In his 1953 inaugural speech, President Dwight Eisenhower — a warrior famous for helping lead the Allies to victory in World War II — said “I hate war as only a soldier who has lived it can, only as one who has seen its brutality, its futility, its stupidity.”
Today, our warfare technologies are advancing to the point where combatants never have to face the horrors of war. And so it is with the accelerated use of drones by the United States. We have escalated their usage, especially in Afghanistan and Pakistan as we pull our troops out of harm’s way.
The use of drones became more controversial when we learned the Obama administration was secretly ordering such strikes, bypassing the Pentagon, and the controversy grew when it was learned such attacks were being leveled against American citizens overseas. Since then, the president has agreed to give the intelligence committees of both chambers access to a classified legal opinion it is using to justify use of drones to kill U.S. terror suspects on foreign soil.
The administration says it is justified in killing such Americans so long as an “informed, high-level official” determines that individual is an “imminent threat of violent attack against the United States.” This is so vague it was argued that even low-level functionaries in a Mideast desert could make the call. It further argues that this is an executive decision and as such is not subject to external review.
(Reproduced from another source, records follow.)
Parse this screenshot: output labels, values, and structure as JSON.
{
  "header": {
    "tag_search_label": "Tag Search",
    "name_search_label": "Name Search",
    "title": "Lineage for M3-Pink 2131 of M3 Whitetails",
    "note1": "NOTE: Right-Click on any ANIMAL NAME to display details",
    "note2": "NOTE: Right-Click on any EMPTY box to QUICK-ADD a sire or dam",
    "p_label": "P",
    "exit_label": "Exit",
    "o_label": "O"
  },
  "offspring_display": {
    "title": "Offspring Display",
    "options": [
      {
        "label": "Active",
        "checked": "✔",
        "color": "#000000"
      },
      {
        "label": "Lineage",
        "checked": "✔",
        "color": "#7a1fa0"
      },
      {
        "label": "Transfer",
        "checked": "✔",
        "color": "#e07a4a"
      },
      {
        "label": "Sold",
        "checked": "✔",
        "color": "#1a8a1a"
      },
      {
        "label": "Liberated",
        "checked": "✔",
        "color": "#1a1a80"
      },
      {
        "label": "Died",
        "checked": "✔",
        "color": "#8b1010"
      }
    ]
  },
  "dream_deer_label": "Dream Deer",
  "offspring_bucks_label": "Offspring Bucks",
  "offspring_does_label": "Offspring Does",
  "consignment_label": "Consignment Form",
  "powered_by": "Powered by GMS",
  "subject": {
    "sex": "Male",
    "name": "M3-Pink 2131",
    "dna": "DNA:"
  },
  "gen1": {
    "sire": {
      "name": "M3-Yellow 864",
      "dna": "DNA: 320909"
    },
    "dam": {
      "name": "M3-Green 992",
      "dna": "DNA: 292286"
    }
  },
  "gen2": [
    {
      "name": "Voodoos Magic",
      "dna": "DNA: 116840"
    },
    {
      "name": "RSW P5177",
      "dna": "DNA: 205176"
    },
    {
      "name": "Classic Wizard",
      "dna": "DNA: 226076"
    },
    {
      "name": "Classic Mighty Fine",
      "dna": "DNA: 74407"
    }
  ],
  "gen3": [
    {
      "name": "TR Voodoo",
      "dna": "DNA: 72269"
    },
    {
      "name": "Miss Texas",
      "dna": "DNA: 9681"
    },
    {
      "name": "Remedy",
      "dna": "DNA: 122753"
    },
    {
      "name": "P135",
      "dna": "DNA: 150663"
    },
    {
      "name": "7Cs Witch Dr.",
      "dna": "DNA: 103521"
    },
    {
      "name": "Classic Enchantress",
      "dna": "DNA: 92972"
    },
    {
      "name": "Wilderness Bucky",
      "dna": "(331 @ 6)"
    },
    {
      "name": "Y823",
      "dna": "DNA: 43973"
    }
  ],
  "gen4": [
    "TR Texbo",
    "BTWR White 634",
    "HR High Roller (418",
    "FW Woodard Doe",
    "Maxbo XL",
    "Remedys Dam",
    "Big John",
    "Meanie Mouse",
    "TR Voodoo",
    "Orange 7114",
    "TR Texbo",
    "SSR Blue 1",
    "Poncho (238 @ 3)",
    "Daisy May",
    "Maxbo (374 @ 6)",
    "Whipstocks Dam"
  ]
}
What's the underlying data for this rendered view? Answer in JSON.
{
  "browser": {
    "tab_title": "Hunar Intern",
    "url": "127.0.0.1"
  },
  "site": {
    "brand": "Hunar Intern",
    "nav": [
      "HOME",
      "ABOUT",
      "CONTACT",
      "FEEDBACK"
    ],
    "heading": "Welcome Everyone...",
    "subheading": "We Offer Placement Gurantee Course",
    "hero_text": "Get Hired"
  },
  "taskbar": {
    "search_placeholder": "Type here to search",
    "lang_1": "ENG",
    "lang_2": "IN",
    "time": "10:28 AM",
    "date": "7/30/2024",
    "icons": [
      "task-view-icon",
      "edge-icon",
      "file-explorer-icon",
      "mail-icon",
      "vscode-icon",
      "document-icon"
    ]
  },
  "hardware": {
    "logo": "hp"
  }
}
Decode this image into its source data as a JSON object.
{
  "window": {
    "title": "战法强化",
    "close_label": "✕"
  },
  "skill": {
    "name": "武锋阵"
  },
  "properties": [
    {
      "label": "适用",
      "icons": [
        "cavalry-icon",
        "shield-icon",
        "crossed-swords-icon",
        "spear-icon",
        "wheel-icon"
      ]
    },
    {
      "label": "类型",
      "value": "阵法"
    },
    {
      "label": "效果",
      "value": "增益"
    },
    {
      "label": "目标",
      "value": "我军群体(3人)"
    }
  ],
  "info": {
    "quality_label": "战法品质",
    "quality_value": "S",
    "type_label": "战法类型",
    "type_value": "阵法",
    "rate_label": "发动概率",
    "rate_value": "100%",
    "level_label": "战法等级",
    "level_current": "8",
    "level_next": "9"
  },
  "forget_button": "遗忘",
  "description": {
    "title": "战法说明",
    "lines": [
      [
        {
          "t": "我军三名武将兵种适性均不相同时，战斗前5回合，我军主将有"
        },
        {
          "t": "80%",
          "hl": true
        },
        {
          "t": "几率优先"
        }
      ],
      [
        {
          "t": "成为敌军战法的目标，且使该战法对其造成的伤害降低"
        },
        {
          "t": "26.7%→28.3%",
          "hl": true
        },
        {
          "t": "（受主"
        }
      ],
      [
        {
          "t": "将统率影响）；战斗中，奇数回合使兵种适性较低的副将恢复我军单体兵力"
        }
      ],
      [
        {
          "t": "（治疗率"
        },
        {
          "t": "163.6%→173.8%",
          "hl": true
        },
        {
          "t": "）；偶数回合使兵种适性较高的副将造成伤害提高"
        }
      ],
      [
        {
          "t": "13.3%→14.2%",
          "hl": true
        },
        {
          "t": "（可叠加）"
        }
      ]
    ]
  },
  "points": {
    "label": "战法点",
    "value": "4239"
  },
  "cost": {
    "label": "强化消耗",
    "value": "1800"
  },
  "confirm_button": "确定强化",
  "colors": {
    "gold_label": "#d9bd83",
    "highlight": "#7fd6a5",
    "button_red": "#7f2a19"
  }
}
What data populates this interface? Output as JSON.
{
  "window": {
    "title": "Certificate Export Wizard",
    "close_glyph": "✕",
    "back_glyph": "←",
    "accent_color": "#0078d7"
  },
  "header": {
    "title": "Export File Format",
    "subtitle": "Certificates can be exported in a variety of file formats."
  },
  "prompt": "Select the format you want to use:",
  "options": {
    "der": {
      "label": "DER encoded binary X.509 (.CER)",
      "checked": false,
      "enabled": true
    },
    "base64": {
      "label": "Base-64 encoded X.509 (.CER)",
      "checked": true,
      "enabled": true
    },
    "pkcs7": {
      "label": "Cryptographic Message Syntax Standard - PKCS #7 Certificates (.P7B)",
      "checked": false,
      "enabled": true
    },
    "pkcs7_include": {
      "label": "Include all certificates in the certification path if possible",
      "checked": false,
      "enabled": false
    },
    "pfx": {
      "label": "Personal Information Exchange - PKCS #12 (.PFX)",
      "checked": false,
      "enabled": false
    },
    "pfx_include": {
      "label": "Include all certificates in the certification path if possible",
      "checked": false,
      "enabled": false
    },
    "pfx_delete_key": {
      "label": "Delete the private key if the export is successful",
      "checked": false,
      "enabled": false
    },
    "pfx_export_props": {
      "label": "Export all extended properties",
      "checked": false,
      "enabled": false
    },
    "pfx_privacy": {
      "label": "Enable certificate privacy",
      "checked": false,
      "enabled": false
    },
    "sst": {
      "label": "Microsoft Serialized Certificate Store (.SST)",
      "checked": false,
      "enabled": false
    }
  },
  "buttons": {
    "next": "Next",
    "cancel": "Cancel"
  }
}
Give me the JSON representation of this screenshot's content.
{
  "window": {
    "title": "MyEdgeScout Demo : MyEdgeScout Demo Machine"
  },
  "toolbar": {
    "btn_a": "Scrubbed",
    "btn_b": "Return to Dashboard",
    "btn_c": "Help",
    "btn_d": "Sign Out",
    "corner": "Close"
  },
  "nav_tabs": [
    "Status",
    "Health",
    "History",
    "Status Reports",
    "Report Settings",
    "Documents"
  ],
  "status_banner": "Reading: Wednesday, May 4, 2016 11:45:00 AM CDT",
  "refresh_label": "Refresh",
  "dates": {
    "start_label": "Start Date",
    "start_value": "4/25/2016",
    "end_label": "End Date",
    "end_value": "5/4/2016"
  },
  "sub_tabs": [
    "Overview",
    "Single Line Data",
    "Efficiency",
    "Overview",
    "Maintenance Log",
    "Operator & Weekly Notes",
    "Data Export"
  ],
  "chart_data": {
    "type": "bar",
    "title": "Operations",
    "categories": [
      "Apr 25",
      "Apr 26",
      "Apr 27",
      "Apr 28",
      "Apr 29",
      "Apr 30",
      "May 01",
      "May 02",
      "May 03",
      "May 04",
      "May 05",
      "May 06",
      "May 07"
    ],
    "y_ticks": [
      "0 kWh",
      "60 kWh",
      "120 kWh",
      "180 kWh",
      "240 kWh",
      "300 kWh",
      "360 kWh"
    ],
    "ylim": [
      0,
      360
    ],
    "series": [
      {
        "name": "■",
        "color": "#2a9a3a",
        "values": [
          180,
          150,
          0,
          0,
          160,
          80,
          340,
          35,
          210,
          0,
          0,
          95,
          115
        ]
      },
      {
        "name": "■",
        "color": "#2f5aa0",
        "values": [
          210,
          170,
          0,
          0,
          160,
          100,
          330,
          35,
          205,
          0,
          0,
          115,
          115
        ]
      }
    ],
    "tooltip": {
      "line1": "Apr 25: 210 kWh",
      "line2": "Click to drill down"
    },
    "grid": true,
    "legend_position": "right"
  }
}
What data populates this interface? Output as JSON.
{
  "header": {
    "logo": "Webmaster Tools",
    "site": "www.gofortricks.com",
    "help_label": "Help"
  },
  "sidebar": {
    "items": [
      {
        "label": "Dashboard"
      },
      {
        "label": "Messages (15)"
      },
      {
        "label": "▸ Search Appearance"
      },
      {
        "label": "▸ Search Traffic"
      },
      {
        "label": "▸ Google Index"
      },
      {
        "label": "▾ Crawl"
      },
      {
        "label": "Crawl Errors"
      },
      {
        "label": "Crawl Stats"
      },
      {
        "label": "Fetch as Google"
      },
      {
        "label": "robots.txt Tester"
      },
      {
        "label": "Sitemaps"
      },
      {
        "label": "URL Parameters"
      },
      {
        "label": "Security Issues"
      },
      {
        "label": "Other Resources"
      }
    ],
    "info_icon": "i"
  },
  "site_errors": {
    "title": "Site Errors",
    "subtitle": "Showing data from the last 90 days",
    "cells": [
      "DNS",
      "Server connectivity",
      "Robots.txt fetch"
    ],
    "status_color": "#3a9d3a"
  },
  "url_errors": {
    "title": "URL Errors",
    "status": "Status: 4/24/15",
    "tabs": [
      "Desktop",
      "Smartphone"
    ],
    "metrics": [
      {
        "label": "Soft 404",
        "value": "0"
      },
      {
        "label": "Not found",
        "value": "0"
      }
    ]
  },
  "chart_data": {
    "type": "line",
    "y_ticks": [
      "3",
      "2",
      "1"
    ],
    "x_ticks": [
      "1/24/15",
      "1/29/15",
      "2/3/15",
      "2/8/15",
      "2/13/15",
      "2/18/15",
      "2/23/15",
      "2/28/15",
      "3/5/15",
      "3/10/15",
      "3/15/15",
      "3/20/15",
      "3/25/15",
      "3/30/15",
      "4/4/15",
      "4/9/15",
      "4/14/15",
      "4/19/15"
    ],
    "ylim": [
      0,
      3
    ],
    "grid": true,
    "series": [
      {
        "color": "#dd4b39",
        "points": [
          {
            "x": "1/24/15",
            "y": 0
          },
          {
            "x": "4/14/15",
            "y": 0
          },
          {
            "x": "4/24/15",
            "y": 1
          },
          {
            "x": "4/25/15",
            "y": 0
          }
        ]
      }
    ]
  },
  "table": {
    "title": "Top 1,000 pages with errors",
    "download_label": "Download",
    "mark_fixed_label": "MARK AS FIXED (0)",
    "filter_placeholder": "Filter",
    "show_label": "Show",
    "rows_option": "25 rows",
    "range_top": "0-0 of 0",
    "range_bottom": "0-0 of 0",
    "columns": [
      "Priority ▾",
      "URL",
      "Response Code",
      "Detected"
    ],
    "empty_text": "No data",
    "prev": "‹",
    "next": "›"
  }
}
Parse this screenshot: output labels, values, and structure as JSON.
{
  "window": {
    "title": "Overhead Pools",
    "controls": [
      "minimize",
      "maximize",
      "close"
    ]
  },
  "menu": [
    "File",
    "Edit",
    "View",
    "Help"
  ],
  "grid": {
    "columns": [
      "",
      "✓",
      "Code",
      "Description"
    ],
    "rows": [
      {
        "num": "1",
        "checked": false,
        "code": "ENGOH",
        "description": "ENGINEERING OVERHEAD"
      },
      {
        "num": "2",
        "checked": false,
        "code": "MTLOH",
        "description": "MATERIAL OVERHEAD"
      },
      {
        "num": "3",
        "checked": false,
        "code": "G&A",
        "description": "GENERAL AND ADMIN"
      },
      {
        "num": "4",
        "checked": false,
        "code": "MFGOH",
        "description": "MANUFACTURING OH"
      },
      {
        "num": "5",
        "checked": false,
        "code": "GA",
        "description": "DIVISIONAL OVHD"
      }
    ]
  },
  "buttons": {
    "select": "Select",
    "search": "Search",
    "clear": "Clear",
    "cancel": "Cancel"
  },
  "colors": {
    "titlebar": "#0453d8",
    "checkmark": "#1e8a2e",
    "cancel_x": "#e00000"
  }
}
Sen. Rand Paul, R-Ky., has said he wants a federal court, not Obama, to make that decision. Sen. Lindsey Graham, R-S.C., said a court deciding such matters would be “the worst thing in the world.” Meanwhile, some Democrats are more incensed about a movie’s depiction about America’s use of waterboarding than they are about the use of drones.